[Dataset rows for apps and sites]
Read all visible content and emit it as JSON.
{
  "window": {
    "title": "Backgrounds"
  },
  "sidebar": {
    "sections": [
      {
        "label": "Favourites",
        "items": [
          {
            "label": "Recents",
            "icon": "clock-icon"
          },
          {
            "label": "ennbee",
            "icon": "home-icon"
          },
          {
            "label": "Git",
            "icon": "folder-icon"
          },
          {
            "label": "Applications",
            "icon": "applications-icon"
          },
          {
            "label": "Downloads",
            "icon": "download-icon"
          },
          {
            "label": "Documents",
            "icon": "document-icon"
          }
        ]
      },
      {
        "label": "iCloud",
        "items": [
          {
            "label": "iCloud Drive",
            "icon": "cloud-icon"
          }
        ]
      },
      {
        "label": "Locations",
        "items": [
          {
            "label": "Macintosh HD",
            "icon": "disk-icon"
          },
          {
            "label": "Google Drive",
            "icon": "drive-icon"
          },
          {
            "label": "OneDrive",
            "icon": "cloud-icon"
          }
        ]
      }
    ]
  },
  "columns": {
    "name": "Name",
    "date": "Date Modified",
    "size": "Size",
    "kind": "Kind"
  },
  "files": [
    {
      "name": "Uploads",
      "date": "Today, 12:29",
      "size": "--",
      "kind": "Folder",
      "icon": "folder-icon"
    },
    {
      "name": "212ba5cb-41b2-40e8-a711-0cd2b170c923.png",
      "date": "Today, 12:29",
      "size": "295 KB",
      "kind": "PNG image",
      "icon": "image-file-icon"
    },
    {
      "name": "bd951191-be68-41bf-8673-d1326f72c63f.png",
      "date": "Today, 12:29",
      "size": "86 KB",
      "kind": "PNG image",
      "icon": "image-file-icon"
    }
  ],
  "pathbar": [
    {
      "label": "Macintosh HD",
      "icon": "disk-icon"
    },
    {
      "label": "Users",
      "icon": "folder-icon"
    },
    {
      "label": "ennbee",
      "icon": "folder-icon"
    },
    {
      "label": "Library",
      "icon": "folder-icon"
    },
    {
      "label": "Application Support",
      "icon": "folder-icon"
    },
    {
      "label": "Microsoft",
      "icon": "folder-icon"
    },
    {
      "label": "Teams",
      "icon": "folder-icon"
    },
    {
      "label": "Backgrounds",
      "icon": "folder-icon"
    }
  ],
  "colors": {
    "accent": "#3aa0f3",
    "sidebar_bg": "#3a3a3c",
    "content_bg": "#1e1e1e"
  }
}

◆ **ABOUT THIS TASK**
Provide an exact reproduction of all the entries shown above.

◆ **OUTPUT**
Read all visible content and emit it as JSON.
{
  "window": {
    "title": "Backgrounds"
  },
  "sidebar": {
    "sections": [
      {
        "label": "Favourites",
        "items": [
          {
            "label": "Recents",
            "icon": "clock-icon"
          },
          {
            "label": "ennbee",
            "icon": "home-icon"
          },
          {
            "label": "Git",
            "icon": "folder-icon"
          },
          {
            "label": "Applications",
            "icon": "applications-icon"
          },
          {
            "label": "Downloads",
            "icon": "download-icon"
          },
          {
            "label": "Documents",
            "icon": "document-icon"
          }
        ]
      },
      {
        "label": "iCloud",
        "items": [
          {
            "label": "iCloud Drive",
            "icon": "cloud-icon"
          }
        ]
      },
      {
        "label": "Locations",
        "items": [
          {
            "label": "Macintosh HD",
            "icon": "disk-icon"
          },
          {
            "label": "Google Drive",
            "icon": "drive-icon"
          },
          {
            "label": "OneDrive",
            "icon": "cloud-icon"
          }
        ]
      }
    ]
  },
  "columns": {
    "name": "Name",
    "date": "Date Modified",
    "size": "Size",
    "kind": "Kind"
  },
  "files": [
    {
      "name": "Uploads",
      "date": "Today, 12:29",
      "size": "--",
      "kind": "Folder",
      "icon": "folder-icon"
    },
    {
      "name": "212ba5cb-41b2-40e8-a711-0cd2b170c923.png",
      "date": "Today, 12:29",
      "size": "295 KB",
      "kind": "PNG image",
      "icon": "image-file-icon"
    },
    {
      "name": "bd951191-be68-41bf-8673-d1326f72c63f.png",
      "date": "Today, 12:29",
      "size": "86 KB",
      "kind": "PNG image",
      "icon": "image-file-icon"
    }
  ],
  "pathbar": [
    {
      "label": "Macintosh HD",
      "icon": "disk-icon"
    },
    {
      "label": "Users",
      "icon": "folder-icon"
    },
    {
      "label": "ennbee",
      "icon": "folder-icon"
    },
    {
      "label": "Library",
      "icon": "folder-icon"
    },
    {
      "label": "Application Support",
      "icon": "folder-icon"
    },
    {
      "label": "Microsoft",
      "icon": "folder-icon"
    },
    {
      "label": "Teams",
      "icon": "folder-icon"
    },
    {
      "label": "Backgrounds",
      "icon": "folder-icon"
    }
  ],
  "colors": {
    "accent": "#3aa0f3",
    "sidebar_bg": "#3a3a3c",
    "content_bg": "#1e1e1e"
  }
}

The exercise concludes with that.